This development had an effect on buyers of Indonesian coal. According to Reuters, many buyers of Indonesian coal are hesitating to order fuel, as the new rules will restrict exports to Indonesian vessels. As a result, a number of contracts are delayed, Hendra Sinadia, executive director of the Indonesia Coal Mining Association was cited as saying.

Hendra Sinadia, also said that these rules are possible to affect export volumes and state revenues, as some contracts will have to be renegotiated to cost, insurance and freight (CIF) contracts from free-on-board (FOB) contracts.

Consequently, operators worry that if the guidelines are not released before the new regulation takes effect, its implementation will face difficulties. But they are not the only ones. ECSA expressed its opposition to the new law as well, requesting EU to react to this “violation of free trade principles”, especially in the light of the ongoing FTA discussions between the EU and Indonesia.
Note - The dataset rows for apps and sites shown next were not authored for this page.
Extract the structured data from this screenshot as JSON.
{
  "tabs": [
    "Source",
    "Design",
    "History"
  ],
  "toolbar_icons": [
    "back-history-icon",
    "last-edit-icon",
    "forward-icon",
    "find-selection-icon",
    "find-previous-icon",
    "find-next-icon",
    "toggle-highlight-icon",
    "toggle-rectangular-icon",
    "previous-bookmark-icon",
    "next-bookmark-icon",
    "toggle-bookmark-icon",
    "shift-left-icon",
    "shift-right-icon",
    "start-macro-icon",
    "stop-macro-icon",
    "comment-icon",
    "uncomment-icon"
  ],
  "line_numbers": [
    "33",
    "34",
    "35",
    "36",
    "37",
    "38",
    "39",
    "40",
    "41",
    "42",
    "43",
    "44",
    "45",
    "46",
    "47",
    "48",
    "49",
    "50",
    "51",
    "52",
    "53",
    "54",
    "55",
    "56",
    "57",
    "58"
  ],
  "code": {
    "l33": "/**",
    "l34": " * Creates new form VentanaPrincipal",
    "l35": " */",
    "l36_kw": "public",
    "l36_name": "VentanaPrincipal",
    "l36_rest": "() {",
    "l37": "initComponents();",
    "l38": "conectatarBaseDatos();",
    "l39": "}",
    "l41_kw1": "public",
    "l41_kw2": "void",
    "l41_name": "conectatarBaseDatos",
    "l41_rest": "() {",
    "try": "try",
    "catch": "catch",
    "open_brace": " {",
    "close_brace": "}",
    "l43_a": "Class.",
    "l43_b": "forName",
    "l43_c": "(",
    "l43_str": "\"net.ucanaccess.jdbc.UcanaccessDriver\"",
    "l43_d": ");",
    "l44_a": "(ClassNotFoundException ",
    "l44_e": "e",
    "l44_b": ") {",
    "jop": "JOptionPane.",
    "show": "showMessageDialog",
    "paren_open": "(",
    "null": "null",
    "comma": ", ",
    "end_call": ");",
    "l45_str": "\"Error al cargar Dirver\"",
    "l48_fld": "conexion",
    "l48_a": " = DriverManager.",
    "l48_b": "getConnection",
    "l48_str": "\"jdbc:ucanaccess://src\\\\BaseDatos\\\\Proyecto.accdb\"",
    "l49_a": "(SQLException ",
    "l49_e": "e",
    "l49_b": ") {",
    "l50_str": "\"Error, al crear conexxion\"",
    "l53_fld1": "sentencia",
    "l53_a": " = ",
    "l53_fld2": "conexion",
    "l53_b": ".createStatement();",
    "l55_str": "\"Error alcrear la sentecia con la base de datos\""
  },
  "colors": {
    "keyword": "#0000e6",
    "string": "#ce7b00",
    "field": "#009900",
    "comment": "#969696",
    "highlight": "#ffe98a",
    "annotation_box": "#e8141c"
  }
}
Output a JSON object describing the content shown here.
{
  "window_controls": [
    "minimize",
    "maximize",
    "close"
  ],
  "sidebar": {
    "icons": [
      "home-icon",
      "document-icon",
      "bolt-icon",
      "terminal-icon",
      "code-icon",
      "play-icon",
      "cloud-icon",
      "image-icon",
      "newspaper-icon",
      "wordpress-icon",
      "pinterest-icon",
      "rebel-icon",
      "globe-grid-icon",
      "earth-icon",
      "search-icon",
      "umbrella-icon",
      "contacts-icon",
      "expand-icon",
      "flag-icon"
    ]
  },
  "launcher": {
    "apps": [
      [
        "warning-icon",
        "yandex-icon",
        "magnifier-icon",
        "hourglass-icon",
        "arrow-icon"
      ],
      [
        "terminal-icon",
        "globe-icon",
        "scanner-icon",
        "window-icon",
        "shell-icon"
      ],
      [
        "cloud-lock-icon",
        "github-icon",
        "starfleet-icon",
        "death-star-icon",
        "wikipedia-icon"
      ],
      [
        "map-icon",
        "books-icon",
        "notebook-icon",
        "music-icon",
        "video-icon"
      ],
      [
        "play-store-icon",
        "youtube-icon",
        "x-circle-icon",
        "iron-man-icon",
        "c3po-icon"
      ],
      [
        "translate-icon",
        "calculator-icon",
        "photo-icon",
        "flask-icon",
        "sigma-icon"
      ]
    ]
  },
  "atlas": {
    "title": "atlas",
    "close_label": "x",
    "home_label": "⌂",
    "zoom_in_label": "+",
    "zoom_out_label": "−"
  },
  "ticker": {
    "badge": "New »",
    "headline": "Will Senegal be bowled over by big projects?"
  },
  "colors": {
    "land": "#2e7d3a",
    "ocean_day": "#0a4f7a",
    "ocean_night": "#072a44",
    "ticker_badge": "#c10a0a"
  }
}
Martin Dorsman, ECSA’s Secretary General, stated:

In a time when the EU and Indonesia are negotiating on a free trade agreement, the adoption by the Indonesian authorities of such a law is unacceptable. In view of this week’s bilateral trade talks we have passed our concerns on to the European Commission and hope they will see a chance to question their Indonesian counterparts on this matter.